Instructions for the task: Tally how many lines in the data below include "text", then please reply with only that figure.

── Source material ──

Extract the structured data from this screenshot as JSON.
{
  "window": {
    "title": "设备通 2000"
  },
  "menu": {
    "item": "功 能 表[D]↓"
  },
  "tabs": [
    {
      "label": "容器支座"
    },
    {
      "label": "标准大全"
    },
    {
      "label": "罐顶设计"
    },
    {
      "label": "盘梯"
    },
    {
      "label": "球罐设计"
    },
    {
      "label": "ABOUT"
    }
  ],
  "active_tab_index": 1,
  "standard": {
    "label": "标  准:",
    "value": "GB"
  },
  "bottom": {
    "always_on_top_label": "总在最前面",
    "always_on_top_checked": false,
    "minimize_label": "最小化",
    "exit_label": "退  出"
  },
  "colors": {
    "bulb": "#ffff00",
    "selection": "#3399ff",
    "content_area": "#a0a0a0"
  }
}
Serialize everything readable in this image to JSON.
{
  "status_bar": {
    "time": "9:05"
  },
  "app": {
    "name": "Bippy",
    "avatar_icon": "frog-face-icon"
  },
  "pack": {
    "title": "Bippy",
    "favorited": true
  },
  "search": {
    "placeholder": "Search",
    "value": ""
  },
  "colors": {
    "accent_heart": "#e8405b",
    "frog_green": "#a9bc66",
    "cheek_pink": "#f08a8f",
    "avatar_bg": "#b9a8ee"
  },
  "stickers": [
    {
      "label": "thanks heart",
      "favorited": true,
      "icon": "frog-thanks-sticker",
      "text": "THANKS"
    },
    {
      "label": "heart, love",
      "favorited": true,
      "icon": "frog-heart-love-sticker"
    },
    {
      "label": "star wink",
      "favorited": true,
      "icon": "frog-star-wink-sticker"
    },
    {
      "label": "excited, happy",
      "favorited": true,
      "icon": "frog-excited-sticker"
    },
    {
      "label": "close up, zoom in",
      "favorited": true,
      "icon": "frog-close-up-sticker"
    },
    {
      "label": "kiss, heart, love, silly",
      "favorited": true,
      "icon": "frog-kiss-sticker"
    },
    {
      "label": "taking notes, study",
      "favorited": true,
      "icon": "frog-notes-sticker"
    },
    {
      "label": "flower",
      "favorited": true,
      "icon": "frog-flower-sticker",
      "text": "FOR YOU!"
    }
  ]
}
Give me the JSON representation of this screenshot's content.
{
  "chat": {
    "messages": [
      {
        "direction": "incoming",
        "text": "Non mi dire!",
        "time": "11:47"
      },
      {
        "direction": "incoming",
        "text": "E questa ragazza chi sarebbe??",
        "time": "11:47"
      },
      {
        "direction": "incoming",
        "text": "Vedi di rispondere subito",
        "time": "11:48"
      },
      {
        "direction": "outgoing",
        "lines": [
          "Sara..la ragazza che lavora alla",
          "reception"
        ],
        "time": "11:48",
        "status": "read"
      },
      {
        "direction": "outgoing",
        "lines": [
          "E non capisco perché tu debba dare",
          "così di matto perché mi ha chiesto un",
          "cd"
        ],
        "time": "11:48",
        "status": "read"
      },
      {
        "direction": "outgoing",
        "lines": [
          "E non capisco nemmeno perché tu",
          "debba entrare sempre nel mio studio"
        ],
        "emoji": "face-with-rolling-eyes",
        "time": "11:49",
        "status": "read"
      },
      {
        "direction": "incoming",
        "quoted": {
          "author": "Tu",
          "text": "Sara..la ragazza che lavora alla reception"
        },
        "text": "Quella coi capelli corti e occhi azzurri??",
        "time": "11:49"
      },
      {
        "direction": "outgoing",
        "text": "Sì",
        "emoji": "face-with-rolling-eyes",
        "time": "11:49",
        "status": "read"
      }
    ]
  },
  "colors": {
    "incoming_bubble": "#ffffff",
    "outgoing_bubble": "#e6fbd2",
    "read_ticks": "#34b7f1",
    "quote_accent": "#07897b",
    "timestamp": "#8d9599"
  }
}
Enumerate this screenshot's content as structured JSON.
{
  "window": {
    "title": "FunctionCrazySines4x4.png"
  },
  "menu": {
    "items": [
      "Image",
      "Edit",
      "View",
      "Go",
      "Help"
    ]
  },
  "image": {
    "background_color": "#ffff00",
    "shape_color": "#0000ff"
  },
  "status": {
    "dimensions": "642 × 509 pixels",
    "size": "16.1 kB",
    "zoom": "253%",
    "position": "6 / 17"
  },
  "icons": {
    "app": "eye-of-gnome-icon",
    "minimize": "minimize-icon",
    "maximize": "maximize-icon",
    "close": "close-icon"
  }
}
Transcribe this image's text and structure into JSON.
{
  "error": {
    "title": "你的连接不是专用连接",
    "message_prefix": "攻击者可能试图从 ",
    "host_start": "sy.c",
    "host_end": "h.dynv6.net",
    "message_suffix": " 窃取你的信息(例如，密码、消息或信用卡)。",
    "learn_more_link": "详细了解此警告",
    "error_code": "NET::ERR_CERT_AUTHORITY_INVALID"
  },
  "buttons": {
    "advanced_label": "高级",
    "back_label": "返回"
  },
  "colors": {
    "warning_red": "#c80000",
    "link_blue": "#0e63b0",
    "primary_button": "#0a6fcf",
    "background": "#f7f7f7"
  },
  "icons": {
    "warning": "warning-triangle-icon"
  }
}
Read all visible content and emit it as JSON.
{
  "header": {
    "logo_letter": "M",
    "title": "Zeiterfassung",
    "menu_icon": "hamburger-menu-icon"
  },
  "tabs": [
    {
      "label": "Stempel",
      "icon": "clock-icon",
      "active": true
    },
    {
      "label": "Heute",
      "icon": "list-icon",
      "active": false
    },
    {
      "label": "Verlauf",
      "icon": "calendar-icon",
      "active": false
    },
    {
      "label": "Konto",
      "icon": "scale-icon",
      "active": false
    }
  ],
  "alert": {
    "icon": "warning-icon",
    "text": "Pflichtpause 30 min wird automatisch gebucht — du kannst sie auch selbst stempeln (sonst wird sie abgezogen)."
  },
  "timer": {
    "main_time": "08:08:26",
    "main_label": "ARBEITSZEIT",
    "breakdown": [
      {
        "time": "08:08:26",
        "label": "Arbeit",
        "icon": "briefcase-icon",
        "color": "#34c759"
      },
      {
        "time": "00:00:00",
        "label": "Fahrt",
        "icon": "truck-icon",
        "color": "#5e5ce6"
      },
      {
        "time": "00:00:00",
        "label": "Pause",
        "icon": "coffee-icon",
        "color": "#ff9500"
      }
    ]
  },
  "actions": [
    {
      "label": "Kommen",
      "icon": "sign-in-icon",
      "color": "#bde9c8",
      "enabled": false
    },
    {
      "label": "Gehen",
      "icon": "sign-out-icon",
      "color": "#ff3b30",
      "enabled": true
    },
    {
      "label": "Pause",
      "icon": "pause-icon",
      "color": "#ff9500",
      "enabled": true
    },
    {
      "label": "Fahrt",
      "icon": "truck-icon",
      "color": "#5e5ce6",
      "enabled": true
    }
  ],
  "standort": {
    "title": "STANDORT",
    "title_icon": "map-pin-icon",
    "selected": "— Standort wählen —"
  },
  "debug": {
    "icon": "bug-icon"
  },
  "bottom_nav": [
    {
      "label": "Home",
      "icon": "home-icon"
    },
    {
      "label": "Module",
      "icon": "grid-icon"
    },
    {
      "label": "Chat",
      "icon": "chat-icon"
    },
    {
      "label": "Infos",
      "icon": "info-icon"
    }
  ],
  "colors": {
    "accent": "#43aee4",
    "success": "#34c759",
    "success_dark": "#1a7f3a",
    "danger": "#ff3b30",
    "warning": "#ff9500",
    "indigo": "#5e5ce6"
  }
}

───

Solution to this exercise: 10